In the case of the WSJ it happened because (a) its editors did not have the time to read the excellent reporting of its own reporters as to events that led to the FBI and Justice Department asking FISA for a surveillance warrant to surveil Carter Page in 2016, and (b) they were unwilling to wait for Republicans on the House Intelligence Committee to take the steps needed so that the Democratic response to the “Nunes Memorandum” could be released. Had they waited, they would have had a complete picture of the facts that led to the request to the FISA court by the FBI and the Justice Department.

The one-sided Republican memorandum known as the “Nunes Memorandum” after the chair of the House Intelligence Committee, Nevin Nunes, was released by the White House on February 2, 2018. In less than 24 hours the WSJ had written a long editorial wallowing in enthusiastic support of what, to many observers other than the editors of the editorial page, was obviously a biased and incomplete memorandum explaining what led the FBI to ask the FISA court to permit it to monitor the activities of Carter Page. In addition to the obvious question of why the editorial page editors couldn’t wait to lavish praise on the report until they saw the Democrats’ response to it, (assuming it would be released by the Republicans on the Committee and the White House) the more salient question is why they couldn’t have at least read the work of their own reporters.

The editorial entitled: “A Reckoning for the FBI” appeared three days after a lengthy report by WSJ reporters, Rebecca Ballhaus and Byron Tau had been published. The reporting of those two individuals contradicted much of the “Reckoning for the FBI” editorial. The authors of the editorial based much of their criticism of the FBI and the Justice Department on the fact that those two agencies failed to disclose to the FISA Court what the Nunes Memorandum described as “essential information.” The essential information was, among other things, that the “dossier” that was prepared by Christopher Steele, a former British spy, was paid for by the Clinton campaign. The editors cited other partisan examples that it extracted from the Nunes memorandum describing the reasons for the conclusions of the Republican members of the Intelligence Committee. Had the editors read the reporting of their own reporters, their editorial would have been quite different or, perhaps, not written at all.

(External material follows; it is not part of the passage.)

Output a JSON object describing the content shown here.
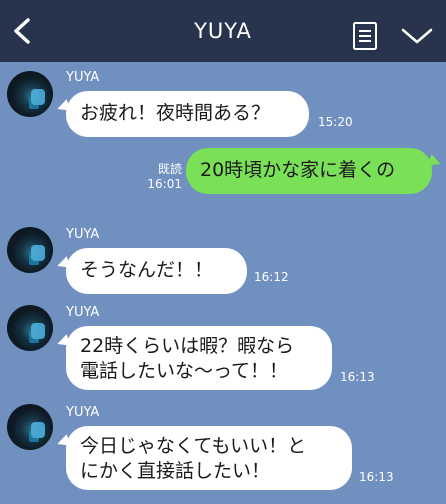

Those two reporters carefully examined what was known about the Counterintelligence Agencies’ interest in Carter Page years before the controversial dossier that was relied by the Republicans had even come into existence. The FBI’s interest in Carter Page, as the reporters explained, went back to 2013. They reported that in seeking the surveillance warrant authorizing the Justice Department to conduct surveillance on Carter Page, the application to the FISA court included material that preceded Christopher Steele’s entry into the picture. Mr. Page, we were told, had been of interest to intelligence officials for at least three years before he became a member of the Trump campaign in 2016. Indeed, his dealings with Russia had taken place for more than 10 years before Mr. Trump ran for president. The article disclosed that Mr. Page met with Victor Podobnyy, a junior attaché at the Russian Consulate on more than one occasion, meetings that triggered the interest of FBI counterintelligence. Mr. Page was first interviewed by a U.S. counterintelligence official in June 2013. The official was trying to determine whether Mr. Podobnyy, with whom Mr. Page had had two meetings, was a Russian intelligence agent. According to the reporters, in the criminal complaint that was filed in 2015 by U.S. federal prosecutors, Mr. Podobnyy was charged with posing as a U.N. attaché while trying to recruit Mr. Page as a Russian intelligence source. The description of the activities of Messrs. Poddobnyy and his contacts with Mr. Page, provided more than ample evidence to help the FISA court, if not the editors at the WSJ, or the Republicans on the House Intelligence Committee, to understand why the order to monitor Mr. Page was sought. Had the WSJ editorial editors read their own reporters’ reporting or been willing to await the release of the Democrat’s response to the Nunes Memorandum, they would have been in a position to give voice to accuracy, instead of partisanship. They didn’t. As Mr. Trump would say, “Too bad.”